The UN chief warned a video meeting on the role of faith leaders in addressing the challenges of Covid-19 that “extremists and radical groups are seeking to exploit eroding trust in leadership and feed on people’s vulnerability to serve their own ends”.
He called on faith leaders to promote solidarity based on human rights and human dignity as well as social cohesion, mutual respect and understanding.
Religious leaders can play “a pivotal role” in their communities and beyond “to deliver solutions to not only address the pandemic, but to recover better (and) promote non-violence and reject xenophobia, racism and all forms of intolerance,” Mr Guterres said.
The meeting was also addressed by Catholic, Jewish and Muslim religious leaders and other UN officials involved in promoting inter-religious harmony.

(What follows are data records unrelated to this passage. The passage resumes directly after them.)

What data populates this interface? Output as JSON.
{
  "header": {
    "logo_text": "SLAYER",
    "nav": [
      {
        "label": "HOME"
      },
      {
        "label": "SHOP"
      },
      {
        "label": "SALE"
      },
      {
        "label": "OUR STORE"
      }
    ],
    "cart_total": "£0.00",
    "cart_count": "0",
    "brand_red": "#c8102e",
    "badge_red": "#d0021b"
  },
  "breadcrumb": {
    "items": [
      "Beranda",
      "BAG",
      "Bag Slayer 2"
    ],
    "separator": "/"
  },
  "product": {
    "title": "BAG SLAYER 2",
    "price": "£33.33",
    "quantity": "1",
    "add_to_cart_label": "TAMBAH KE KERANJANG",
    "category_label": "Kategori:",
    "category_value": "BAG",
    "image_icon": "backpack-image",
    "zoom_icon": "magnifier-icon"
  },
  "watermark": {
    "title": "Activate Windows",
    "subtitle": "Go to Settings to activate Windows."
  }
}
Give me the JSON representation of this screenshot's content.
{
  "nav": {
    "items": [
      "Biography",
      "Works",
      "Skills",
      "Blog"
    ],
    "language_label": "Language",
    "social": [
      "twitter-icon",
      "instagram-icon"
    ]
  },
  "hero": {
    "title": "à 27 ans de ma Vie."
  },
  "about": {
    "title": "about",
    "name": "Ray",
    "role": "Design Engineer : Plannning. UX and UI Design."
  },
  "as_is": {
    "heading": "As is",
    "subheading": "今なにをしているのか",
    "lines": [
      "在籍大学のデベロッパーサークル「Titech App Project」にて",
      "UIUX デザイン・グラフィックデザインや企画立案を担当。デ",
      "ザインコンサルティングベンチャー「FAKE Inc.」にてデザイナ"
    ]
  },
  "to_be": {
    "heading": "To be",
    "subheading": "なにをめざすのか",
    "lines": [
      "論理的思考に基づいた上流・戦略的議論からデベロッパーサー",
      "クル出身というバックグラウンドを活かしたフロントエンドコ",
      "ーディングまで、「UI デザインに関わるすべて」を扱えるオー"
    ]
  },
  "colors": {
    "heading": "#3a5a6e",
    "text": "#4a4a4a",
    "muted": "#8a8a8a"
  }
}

Citing an “alarming increase in violence against women and girls” as the pandemic spreads, Mr Guterres appealed to religious leaders “to categorically condemn such acts and support shared principles of partnership, equality, respect and compassion.”
He also called on the leaders to fight against disinformation and misinformation about Covid-19 by using their networks and communications to promote World Health Organisation recommended safety and hygiene measures.
Cardinal Miguel Angel Ayuso Guixot, president of the Pontifical Council for Inter-religious Dialogue, told the meeting that “with the whole of humanity stumbling, we must find ourselves united in facing the pandemic.
“The way forward is to find the courage to open up the space for new forms of solidarity,” he said.
He invited people of all faiths to join Pope Francis on May 14 in a day of spiritual unity, fasting, works of charity and prayers to end the coronavirus pandemic.
Rabbi Arthur Schneier, a Holocaust survivor and president of the Appeal of Conscience Foundation, called for a moment of silence to pray for the victims of Covid-19, the healing of the sick and gratitude for all those on the front-lines.
Rabbi Schneier said faith leaders “must be in the forefront of countering the hate mongerers in our midst who have invaded social media to disseminate xenophobia, anti-Semitism, bias against minorities and conspiracy theories, exploiting this tragic time for hatred and division.
“Unity and diversity, that’s what the world is all about,” he said.
Recalling the Marshall Plan that helped rebuild Europe after World War II, he also urged all sectors of society to come together an establish “a 21st century recovery plan to repair and improve our wounded world”.